Every line below must be given again exactly.

» **THE DATA**
--------------------------------------------------
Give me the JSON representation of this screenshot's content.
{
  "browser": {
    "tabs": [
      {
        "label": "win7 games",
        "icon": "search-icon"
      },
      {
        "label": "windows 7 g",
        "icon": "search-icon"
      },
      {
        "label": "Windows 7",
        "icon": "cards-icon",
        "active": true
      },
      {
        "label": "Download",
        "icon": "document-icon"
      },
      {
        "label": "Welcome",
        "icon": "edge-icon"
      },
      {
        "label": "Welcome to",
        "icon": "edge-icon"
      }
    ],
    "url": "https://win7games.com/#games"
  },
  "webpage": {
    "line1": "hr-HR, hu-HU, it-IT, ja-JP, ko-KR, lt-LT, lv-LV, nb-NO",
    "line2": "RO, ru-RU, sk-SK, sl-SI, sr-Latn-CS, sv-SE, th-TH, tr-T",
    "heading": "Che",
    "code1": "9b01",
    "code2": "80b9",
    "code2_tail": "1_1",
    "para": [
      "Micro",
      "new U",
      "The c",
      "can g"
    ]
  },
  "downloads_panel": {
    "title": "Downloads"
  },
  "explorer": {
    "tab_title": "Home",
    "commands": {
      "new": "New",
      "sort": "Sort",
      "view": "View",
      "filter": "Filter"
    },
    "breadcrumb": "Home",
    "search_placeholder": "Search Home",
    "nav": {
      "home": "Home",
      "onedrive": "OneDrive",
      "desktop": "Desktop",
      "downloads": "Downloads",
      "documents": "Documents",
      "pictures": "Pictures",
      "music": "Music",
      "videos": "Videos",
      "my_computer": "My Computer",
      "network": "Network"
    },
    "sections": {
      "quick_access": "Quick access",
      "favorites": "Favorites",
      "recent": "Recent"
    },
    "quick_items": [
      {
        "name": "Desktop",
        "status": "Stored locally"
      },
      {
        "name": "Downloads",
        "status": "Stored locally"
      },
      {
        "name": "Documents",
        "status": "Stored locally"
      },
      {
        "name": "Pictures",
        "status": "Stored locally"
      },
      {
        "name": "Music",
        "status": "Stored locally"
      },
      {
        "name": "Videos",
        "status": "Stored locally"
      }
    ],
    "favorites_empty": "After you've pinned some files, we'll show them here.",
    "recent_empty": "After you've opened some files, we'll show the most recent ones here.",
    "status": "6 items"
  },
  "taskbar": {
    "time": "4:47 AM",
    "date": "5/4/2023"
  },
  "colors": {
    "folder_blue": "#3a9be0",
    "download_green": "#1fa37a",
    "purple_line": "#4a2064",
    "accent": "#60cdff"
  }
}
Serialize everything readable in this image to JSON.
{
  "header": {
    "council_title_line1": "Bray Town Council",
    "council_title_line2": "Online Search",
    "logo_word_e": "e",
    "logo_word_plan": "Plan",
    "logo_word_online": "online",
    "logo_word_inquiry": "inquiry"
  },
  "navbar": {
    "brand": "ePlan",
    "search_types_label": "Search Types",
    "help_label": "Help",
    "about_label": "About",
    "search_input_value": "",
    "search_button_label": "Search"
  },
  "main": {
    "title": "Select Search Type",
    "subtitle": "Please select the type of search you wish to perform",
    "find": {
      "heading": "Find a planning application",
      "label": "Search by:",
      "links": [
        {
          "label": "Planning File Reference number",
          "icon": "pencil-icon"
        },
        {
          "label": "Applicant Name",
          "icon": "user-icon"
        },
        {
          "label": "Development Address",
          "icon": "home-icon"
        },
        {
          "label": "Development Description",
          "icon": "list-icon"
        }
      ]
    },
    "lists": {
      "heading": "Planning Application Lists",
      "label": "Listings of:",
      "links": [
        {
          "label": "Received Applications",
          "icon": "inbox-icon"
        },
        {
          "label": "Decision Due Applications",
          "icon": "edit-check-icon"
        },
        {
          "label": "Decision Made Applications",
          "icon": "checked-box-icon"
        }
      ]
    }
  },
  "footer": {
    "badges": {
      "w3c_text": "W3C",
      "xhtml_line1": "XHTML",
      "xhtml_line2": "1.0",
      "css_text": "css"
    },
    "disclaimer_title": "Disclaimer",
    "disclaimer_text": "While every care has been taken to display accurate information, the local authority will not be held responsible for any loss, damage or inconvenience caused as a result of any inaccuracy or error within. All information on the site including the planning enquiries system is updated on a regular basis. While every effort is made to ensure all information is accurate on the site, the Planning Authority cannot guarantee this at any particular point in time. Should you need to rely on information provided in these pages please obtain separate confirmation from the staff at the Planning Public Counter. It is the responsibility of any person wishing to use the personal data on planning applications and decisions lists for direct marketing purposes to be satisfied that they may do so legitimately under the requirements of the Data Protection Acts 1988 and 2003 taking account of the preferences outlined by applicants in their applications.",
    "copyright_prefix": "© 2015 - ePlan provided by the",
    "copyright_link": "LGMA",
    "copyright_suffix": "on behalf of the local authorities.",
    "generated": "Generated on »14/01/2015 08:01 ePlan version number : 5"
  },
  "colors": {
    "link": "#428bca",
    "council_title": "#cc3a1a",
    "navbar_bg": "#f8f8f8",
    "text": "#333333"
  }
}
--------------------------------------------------
» **WRITTEN SOLUTION**
Give me the JSON representation of this screenshot's content.
{
  "browser": {
    "tabs": [
      {
        "label": "win7 games",
        "icon": "search-icon"
      },
      {
        "label": "windows 7 g",
        "icon": "search-icon"
      },
      {
        "label": "Windows 7",
        "icon": "cards-icon",
        "active": true
      },
      {
        "label": "Download",
        "icon": "document-icon"
      },
      {
        "label": "Welcome",
        "icon": "edge-icon"
      },
      {
        "label": "Welcome to",
        "icon": "edge-icon"
      }
    ],
    "url": "https://win7games.com/#games"
  },
  "webpage": {
    "line1": "hr-HR, hu-HU, it-IT, ja-JP, ko-KR, lt-LT, lv-LV, nb-NO",
    "line2": "RO, ru-RU, sk-SK, sl-SI, sr-Latn-CS, sv-SE, th-TH, tr-T",
    "heading": "Che",
    "code1": "9b01",
    "code2": "80b9",
    "code2_tail": "1_1",
    "para": [
      "Micro",
      "new U",
      "The c",
      "can g"
    ]
  },
  "downloads_panel": {
    "title": "Downloads"
  },
  "explorer": {
    "tab_title": "Home",
    "commands": {
      "new": "New",
      "sort": "Sort",
      "view": "View",
      "filter": "Filter"
    },
    "breadcrumb": "Home",
    "search_placeholder": "Search Home",
    "nav": {
      "home": "Home",
      "onedrive": "OneDrive",
      "desktop": "Desktop",
      "downloads": "Downloads",
      "documents": "Documents",
      "pictures": "Pictures",
      "music": "Music",
      "videos": "Videos",
      "my_computer": "My Computer",
      "network": "Network"
    },
    "sections": {
      "quick_access": "Quick access",
      "favorites": "Favorites",
      "recent": "Recent"
    },
    "quick_items": [
      {
        "name": "Desktop",
        "status": "Stored locally"
      },
      {
        "name": "Downloads",
        "status": "Stored locally"
      },
      {
        "name": "Documents",
        "status": "Stored locally"
      },
      {
        "name": "Pictures",
        "status": "Stored locally"
      },
      {
        "name": "Music",
        "status": "Stored locally"
      },
      {
        "name": "Videos",
        "status": "Stored locally"
      }
    ],
    "favorites_empty": "After you've pinned some files, we'll show them here.",
    "recent_empty": "After you've opened some files, we'll show the most recent ones here.",
    "status": "6 items"
  },
  "taskbar": {
    "time": "4:47 AM",
    "date": "5/4/2023"
  },
  "colors": {
    "folder_blue": "#3a9be0",
    "download_green": "#1fa37a",
    "purple_line": "#4a2064",
    "accent": "#60cdff"
  }
}
Serialize everything readable in this image to JSON.
{
  "header": {
    "council_title_line1": "Bray Town Council",
    "council_title_line2": "Online Search",
    "logo_word_e": "e",
    "logo_word_plan": "Plan",
    "logo_word_online": "online",
    "logo_word_inquiry": "inquiry"
  },
  "navbar": {
    "brand": "ePlan",
    "search_types_label": "Search Types",
    "help_label": "Help",
    "about_label": "About",
    "search_input_value": "",
    "search_button_label": "Search"
  },
  "main": {
    "title": "Select Search Type",
    "subtitle": "Please select the type of search you wish to perform",
    "find": {
      "heading": "Find a planning application",
      "label": "Search by:",
      "links": [
        {
          "label": "Planning File Reference number",
          "icon": "pencil-icon"
        },
        {
          "label": "Applicant Name",
          "icon": "user-icon"
        },
        {
          "label": "Development Address",
          "icon": "home-icon"
        },
        {
          "label": "Development Description",
          "icon": "list-icon"
        }
      ]
    },
    "lists": {
      "heading": "Planning Application Lists",
      "label": "Listings of:",
      "links": [
        {
          "label": "Received Applications",
          "icon": "inbox-icon"
        },
        {
          "label": "Decision Due Applications",
          "icon": "edit-check-icon"
        },
        {
          "label": "Decision Made Applications",
          "icon": "checked-box-icon"
        }
      ]
    }
  },
  "footer": {
    "badges": {
      "w3c_text": "W3C",
      "xhtml_line1": "XHTML",
      "xhtml_line2": "1.0",
      "css_text": "css"
    },
    "disclaimer_title": "Disclaimer",
    "disclaimer_text": "While every care has been taken to display accurate information, the local authority will not be held responsible for any loss, damage or inconvenience caused as a result of any inaccuracy or error within. All information on the site including the planning enquiries system is updated on a regular basis. While every effort is made to ensure all information is accurate on the site, the Planning Authority cannot guarantee this at any particular point in time. Should you need to rely on information provided in these pages please obtain separate confirmation from the staff at the Planning Public Counter. It is the responsibility of any person wishing to use the personal data on planning applications and decisions lists for direct marketing purposes to be satisfied that they may do so legitimately under the requirements of the Data Protection Acts 1988 and 2003 taking account of the preferences outlined by applicants in their applications.",
    "copyright_prefix": "© 2015 - ePlan provided by the",
    "copyright_link": "LGMA",
    "copyright_suffix": "on behalf of the local authorities.",
    "generated": "Generated on »14/01/2015 08:01 ePlan version number : 5"
  },
  "colors": {
    "link": "#428bca",
    "council_title": "#cc3a1a",
    "navbar_bg": "#f8f8f8",
    "text": "#333333"
  }
}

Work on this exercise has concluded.